Google is quickly expanding its fleet of self-driving cars. The number of cars Google is permitted to drive on California streets has more than tripled in the last four months, says a report from Computer World.

Google's Self-Driving Car Fleet Rises Three-Fold In 4 Months

Expanding its small car fleet

According to California’s Department of Motor Vehicles records, Google had secured licenses for 73 self-driving vehicles through Monday, while in mid-May, it had licenses for only 23 cars. State law requires all companies that wish to test autonomous vehicle technology on public roads to obtain a permit from the DMV for each vehicle.

All the expansion in Google’s fleet is for its small, rounded car that has a laser imaging sensor on its roof. The car has a top speed of 25 miles per hour. Google obtained licenses for 50 such vehicles, but only a few are on public roads currently, the report says. These vehicles can be seen driving close to the offices of Google X in Mountain View.

Google’s remaining fleet of self-driving cars includes the previous generation Lexus RX450h SUVs. These cars are more industrial and have sensors on the sides and front. Similar to the small cars, the Lexus’ roof is also equipped with a laser imaging system.

Google way ahead of rivals

Tesla has the second-biggest fleet of cars after Google.
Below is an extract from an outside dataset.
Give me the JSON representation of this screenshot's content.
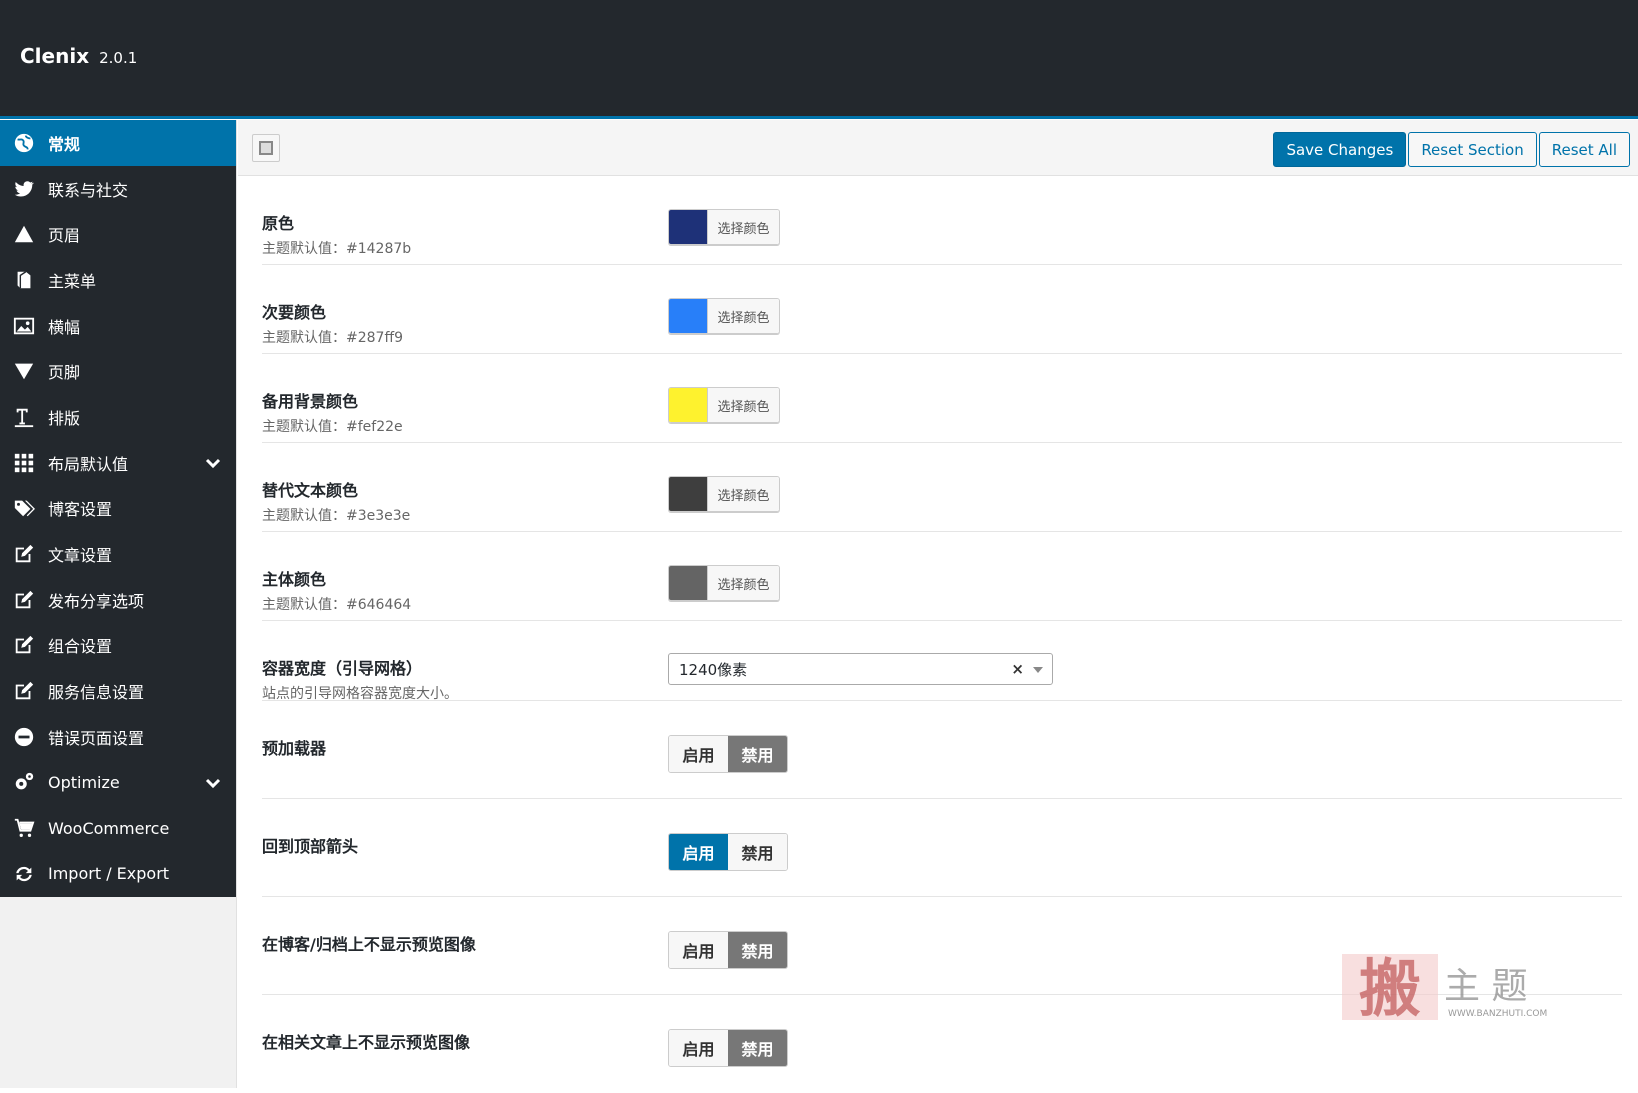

Presently, the EV firm has 12 licensed cars and has been testing an autonomous driving mode for use on highways. Mercedes has a license for five cars, and licenses for two cars each are owned by Volkswagen, Delphi, Bosch, Nissan and Cruise Automation. Honda and BMW have one autonomous car each licensed in the state, according to the DMV.

California also requires drivers to get special licenses for autonomous vehicles, and Google is well ahead of rivals in this area as well with 219 licensed drivers out of 344 in the state.

Google previously reported that its driverless cars are averaging about 10,000 miles per week on public roads. Google’s cars have been involved in a handful of accidents, but none of them have been attributed to the company’s software, the Internet firm claims. The company informed consumers and investors that in all of the reported cases, the accidents took place when the cars were either under manual control or due to the fault of the other driver.